### Exercise brief
Set the entries down again exactly; none may be skipped.

[Dataset entries]

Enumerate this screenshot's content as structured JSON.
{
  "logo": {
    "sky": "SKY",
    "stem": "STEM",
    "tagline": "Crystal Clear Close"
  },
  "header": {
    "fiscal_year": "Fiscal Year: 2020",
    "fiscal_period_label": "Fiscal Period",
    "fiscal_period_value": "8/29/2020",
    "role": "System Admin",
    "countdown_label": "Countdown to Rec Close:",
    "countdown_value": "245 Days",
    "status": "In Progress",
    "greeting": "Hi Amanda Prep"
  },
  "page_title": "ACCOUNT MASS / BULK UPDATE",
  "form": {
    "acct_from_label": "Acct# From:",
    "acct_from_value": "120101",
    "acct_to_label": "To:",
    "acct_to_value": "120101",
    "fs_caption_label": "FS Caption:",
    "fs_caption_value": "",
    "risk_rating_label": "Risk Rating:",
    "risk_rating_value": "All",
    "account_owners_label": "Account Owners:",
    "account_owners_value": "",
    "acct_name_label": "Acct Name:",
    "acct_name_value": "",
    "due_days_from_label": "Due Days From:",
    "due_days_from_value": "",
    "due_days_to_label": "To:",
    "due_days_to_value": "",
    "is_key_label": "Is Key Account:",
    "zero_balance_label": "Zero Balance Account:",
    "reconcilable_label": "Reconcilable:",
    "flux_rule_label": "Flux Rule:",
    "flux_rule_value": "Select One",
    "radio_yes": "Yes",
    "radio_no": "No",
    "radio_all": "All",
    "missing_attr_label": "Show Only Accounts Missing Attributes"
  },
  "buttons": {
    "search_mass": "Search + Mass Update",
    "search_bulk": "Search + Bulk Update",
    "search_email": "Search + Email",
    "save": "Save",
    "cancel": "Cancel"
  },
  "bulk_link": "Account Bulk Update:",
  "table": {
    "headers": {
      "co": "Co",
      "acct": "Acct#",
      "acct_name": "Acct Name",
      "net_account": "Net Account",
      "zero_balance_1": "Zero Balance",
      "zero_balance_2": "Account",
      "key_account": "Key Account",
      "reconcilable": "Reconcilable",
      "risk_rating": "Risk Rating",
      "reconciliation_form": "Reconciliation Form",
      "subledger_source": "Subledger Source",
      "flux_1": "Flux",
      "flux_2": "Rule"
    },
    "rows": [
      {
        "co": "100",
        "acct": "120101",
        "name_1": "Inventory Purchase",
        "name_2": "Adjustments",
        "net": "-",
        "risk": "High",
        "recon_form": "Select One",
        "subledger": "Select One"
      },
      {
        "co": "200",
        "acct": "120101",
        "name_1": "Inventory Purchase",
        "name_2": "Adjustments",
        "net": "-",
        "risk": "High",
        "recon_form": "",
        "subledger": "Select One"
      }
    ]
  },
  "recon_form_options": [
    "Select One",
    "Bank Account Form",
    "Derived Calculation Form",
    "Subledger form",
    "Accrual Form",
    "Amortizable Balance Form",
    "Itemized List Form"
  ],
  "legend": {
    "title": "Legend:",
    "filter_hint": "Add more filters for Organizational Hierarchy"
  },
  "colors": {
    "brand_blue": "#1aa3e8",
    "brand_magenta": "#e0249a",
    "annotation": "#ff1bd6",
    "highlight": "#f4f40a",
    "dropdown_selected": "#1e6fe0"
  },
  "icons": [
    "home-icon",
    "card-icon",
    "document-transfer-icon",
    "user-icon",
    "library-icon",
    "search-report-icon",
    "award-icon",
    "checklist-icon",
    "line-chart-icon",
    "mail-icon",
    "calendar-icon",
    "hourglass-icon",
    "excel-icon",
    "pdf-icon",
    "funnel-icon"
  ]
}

### Exercise answer
Enumerate this screenshot's content as structured JSON.
{
  "logo": {
    "sky": "SKY",
    "stem": "STEM",
    "tagline": "Crystal Clear Close"
  },
  "header": {
    "fiscal_year": "Fiscal Year: 2020",
    "fiscal_period_label": "Fiscal Period",
    "fiscal_period_value": "8/29/2020",
    "role": "System Admin",
    "countdown_label": "Countdown to Rec Close:",
    "countdown_value": "245 Days",
    "status": "In Progress",
    "greeting": "Hi Amanda Prep"
  },
  "page_title": "ACCOUNT MASS / BULK UPDATE",
  "form": {
    "acct_from_label": "Acct# From:",
    "acct_from_value": "120101",
    "acct_to_label": "To:",
    "acct_to_value": "120101",
    "fs_caption_label": "FS Caption:",
    "fs_caption_value": "",
    "risk_rating_label": "Risk Rating:",
    "risk_rating_value": "All",
    "account_owners_label": "Account Owners:",
    "account_owners_value": "",
    "acct_name_label": "Acct Name:",
    "acct_name_value": "",
    "due_days_from_label": "Due Days From:",
    "due_days_from_value": "",
    "due_days_to_label": "To:",
    "due_days_to_value": "",
    "is_key_label": "Is Key Account:",
    "zero_balance_label": "Zero Balance Account:",
    "reconcilable_label": "Reconcilable:",
    "flux_rule_label": "Flux Rule:",
    "flux_rule_value": "Select One",
    "radio_yes": "Yes",
    "radio_no": "No",
    "radio_all": "All",
    "missing_attr_label": "Show Only Accounts Missing Attributes"
  },
  "buttons": {
    "search_mass": "Search + Mass Update",
    "search_bulk": "Search + Bulk Update",
    "search_email": "Search + Email",
    "save": "Save",
    "cancel": "Cancel"
  },
  "bulk_link": "Account Bulk Update:",
  "table": {
    "headers": {
      "co": "Co",
      "acct": "Acct#",
      "acct_name": "Acct Name",
      "net_account": "Net Account",
      "zero_balance_1": "Zero Balance",
      "zero_balance_2": "Account",
      "key_account": "Key Account",
      "reconcilable": "Reconcilable",
      "risk_rating": "Risk Rating",
      "reconciliation_form": "Reconciliation Form",
      "subledger_source": "Subledger Source",
      "flux_1": "Flux",
      "flux_2": "Rule"
    },
    "rows": [
      {
        "co": "100",
        "acct": "120101",
        "name_1": "Inventory Purchase",
        "name_2": "Adjustments",
        "net": "-",
        "risk": "High",
        "recon_form": "Select One",
        "subledger": "Select One"
      },
      {
        "co": "200",
        "acct": "120101",
        "name_1": "Inventory Purchase",
        "name_2": "Adjustments",
        "net": "-",
        "risk": "High",
        "recon_form": "",
        "subledger": "Select One"
      }
    ]
  },
  "recon_form_options": [
    "Select One",
    "Bank Account Form",
    "Derived Calculation Form",
    "Subledger form",
    "Accrual Form",
    "Amortizable Balance Form",
    "Itemized List Form"
  ],
  "legend": {
    "title": "Legend:",
    "filter_hint": "Add more filters for Organizational Hierarchy"
  },
  "colors": {
    "brand_blue": "#1aa3e8",
    "brand_magenta": "#e0249a",
    "annotation": "#ff1bd6",
    "highlight": "#f4f40a",
    "dropdown_selected": "#1e6fe0"
  },
  "icons": [
    "home-icon",
    "card-icon",
    "document-transfer-icon",
    "user-icon",
    "library-icon",
    "search-report-icon",
    "award-icon",
    "checklist-icon",
    "line-chart-icon",
    "mail-icon",
    "calendar-icon",
    "hourglass-icon",
    "excel-icon",
    "pdf-icon",
    "funnel-icon"
  ]
}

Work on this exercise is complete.